Despite the contraction in first-quarter GDP, the Federal Reserve may be forced to raise its benchmark interest rates because of higher core inflation and a low unemployment rate, analyst Peter Boockvar said Monday.

"The problem now with the Fed is that, with this 2 percent [annual] growth rate, we may have a 4-handle on the unemployment rate in the second half of the year. Their long-term forecast ... is 5 percent, [and] we have core inflation ticking up. So, the Fed's going to be put into a situation in which, with 2 percent growth, they're going to have to start raising rates," the Lindsey Group's chief market analyst said on CNBC's "Squawk Box."

The U.S. government said Friday the economy contracted by a 0.7 percent annualized rate. A larger trade deficit and a smaller accumulation of inventories by businesses than previously thought accounted for much of the downward revision. There was also a modest downward revision to consumer spending.

With growth estimates for the second quarter around 2 percent, the economy appears poised for its worst first-half performance since 2011.

Read More Rate hike needed to pop bubbles: Robert Shiller

Last month, the Labor Department said the economy generated 223,000 jobs in April and the unemployment rate fell to 5.4 percent, a seven-year low.

Royal Bank of Scotland chief economist Michelle Girard agreed that the low unemployment rate is making the Fed "uncomfortable" with leaving interest rates at zero. "They may disagree on whether interest rates should be 1 or 2 [percent], but more and more [members] on the committee feel that sitting at zero ... is probably not right," she said on "Squawk Box."

Still, Girard added she does not believe the economy will be too different if, or when, the central bank decides to raise rates. "I just don't think the economy is that fragile or that sensitive to a modest interest rate increase."

Another expert, Evercore Partners chairman Roger Altman, agreed that the U.S. economy is in good shape amid a steadily growing labor market, rising wages and an improving housing market.

"I don't think the economy is as poor as some people may think," he said on "Squawk Box." "Yes, the first quarter was pretty bad … but this quarter should be 2.5 percent plus, and the rest of the year should be in that same zone."

Market correction overdue?

Altman added that investors should watch out for a market correction since "we're overdue" for one.

"There are some anomalies, [and] my favorite one is that private market valuations are occurring at higher levels than public market valuations. It doesn't happen very often.

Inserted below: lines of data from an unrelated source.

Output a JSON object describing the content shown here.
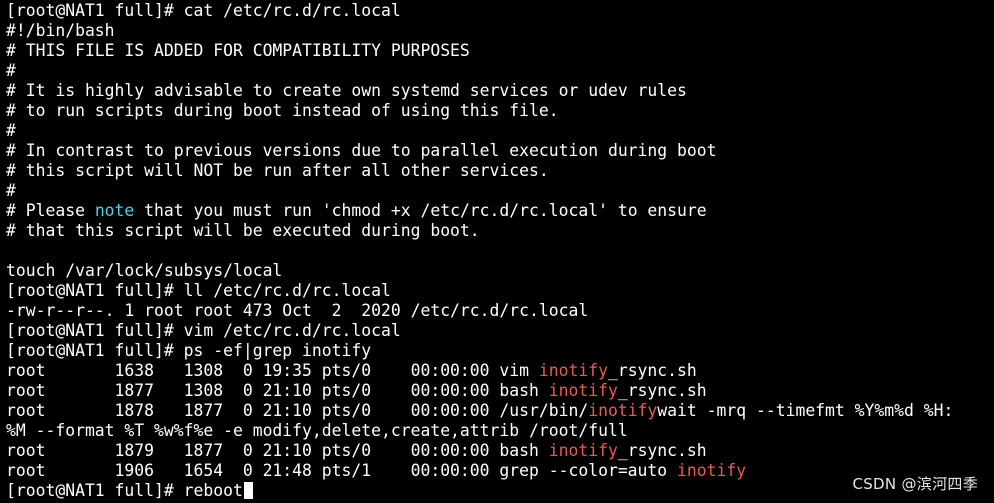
{
  "colors": {
    "background": "#000000",
    "foreground": "#ffffff",
    "note_highlight": "#47d4e8",
    "inotify_highlight": "#e35d52"
  },
  "lines": [
    [
      {
        "t": "[root@NAT1 full]# cat /etc/rc.d/rc.local"
      }
    ],
    [
      {
        "t": "#!/bin/bash"
      }
    ],
    [
      {
        "t": "# THIS FILE IS ADDED FOR COMPATIBILITY PURPOSES"
      }
    ],
    [
      {
        "t": "#"
      }
    ],
    [
      {
        "t": "# It is highly advisable to create own systemd services or udev rules"
      }
    ],
    [
      {
        "t": "# to run scripts during boot instead of using this file."
      }
    ],
    [
      {
        "t": "#"
      }
    ],
    [
      {
        "t": "# In contrast to previous versions due to parallel execution during boot"
      }
    ],
    [
      {
        "t": "# this script will NOT be run after all other services."
      }
    ],
    [
      {
        "t": "#"
      }
    ],
    [
      {
        "t": "# Please "
      },
      {
        "t": "note",
        "c": "hl-note"
      },
      {
        "t": " that you must run 'chmod +x /etc/rc.d/rc.local' to ensure"
      }
    ],
    [
      {
        "t": "# that this script will be executed during boot."
      }
    ],
    [
      {
        "t": ""
      }
    ],
    [
      {
        "t": "touch /var/lock/subsys/local"
      }
    ],
    [
      {
        "t": "[root@NAT1 full]# ll /etc/rc.d/rc.local"
      }
    ],
    [
      {
        "t": "-rw-r--r--. 1 root root 473 Oct  2  2020 /etc/rc.d/rc.local"
      }
    ],
    [
      {
        "t": "[root@NAT1 full]# vim /etc/rc.d/rc.local"
      }
    ],
    [
      {
        "t": "[root@NAT1 full]# ps -ef|grep inotify"
      }
    ],
    [
      {
        "t": "root       1638   1308  0 19:35 pts/0    00:00:00 vim "
      },
      {
        "t": "inotify",
        "c": "hl-inotify"
      },
      {
        "t": "_rsync.sh"
      }
    ],
    [
      {
        "t": "root       1877   1308  0 21:10 pts/0    00:00:00 bash "
      },
      {
        "t": "inotify",
        "c": "hl-inotify"
      },
      {
        "t": "_rsync.sh"
      }
    ],
    [
      {
        "t": "root       1878   1877  0 21:10 pts/0    00:00:00 /usr/bin/"
      },
      {
        "t": "inotify",
        "c": "hl-inotify"
      },
      {
        "t": "wait -mrq --timefmt %Y%m%d %H:"
      }
    ],
    [
      {
        "t": "%M --format %T %w%f%e -e modify,delete,create,attrib /root/full"
      }
    ],
    [
      {
        "t": "root       1879   1877  0 21:10 pts/0    00:00:00 bash "
      },
      {
        "t": "inotify",
        "c": "hl-inotify"
      },
      {
        "t": "_rsync.sh"
      }
    ],
    [
      {
        "t": "root       1906   1654  0 21:48 pts/1    00:00:00 grep --color=auto "
      },
      {
        "t": "inotify",
        "c": "hl-inotify"
      }
    ],
    [
      {
        "t": "[root@NAT1 full]# reboot"
      }
    ]
  ],
  "watermark": "CSDN @滨河四季"
}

And then, of course, merger volume is also a sign of toppiness," he said.

Merger deals this year total more than $740 billion, with some of the largest ones being the Charter Communications-Time Warner Cable deal, which was announced on May 26 and is estimated at about $56 billion.

—Reuters contributed to this report.